Extracted material:
....

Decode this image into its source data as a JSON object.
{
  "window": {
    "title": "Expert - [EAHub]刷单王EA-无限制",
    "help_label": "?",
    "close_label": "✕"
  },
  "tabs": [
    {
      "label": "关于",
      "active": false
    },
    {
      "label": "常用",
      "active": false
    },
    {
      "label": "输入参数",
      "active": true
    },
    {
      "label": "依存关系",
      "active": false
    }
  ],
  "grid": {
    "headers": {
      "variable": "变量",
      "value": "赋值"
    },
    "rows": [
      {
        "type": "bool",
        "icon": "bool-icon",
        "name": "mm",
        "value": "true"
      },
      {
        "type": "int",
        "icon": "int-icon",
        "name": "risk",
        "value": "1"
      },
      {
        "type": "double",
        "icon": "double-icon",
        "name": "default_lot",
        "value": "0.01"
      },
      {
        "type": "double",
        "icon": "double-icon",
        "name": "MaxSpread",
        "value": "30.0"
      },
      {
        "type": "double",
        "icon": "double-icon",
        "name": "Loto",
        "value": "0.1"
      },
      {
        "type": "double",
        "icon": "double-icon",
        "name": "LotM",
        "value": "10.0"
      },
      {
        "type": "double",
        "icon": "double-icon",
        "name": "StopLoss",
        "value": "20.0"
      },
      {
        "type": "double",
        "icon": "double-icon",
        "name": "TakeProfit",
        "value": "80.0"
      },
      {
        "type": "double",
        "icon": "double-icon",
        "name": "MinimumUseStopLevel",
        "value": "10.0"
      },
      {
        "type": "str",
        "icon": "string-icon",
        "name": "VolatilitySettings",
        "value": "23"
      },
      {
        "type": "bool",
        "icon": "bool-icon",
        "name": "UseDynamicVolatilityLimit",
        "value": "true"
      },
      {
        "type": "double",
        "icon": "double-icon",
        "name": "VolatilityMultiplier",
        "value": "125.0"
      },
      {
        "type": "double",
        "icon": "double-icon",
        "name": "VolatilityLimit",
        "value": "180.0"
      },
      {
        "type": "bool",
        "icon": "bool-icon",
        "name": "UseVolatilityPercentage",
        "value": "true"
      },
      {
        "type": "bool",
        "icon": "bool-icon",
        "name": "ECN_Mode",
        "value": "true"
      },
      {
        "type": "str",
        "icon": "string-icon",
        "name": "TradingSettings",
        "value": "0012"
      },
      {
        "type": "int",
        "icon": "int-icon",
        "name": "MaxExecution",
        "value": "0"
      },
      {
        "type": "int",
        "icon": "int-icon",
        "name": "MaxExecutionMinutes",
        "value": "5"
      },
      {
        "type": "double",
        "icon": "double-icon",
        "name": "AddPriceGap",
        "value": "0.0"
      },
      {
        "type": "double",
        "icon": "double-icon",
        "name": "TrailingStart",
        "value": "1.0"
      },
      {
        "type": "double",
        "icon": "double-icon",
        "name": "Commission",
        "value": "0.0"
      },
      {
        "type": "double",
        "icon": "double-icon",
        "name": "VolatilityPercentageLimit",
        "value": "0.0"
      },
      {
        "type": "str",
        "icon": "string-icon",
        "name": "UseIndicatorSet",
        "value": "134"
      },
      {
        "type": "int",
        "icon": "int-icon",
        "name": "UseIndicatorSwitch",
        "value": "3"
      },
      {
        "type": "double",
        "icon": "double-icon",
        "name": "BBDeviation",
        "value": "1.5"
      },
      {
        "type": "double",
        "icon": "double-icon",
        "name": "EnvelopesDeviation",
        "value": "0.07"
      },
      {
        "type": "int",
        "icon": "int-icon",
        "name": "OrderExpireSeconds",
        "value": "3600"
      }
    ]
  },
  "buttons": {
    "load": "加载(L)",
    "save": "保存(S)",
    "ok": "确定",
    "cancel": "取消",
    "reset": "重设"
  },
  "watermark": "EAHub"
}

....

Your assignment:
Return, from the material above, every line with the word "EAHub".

Answer box:
    "title": "Expert - [EAHub]刷单王EA-无限制",
  "watermark": "EAHub"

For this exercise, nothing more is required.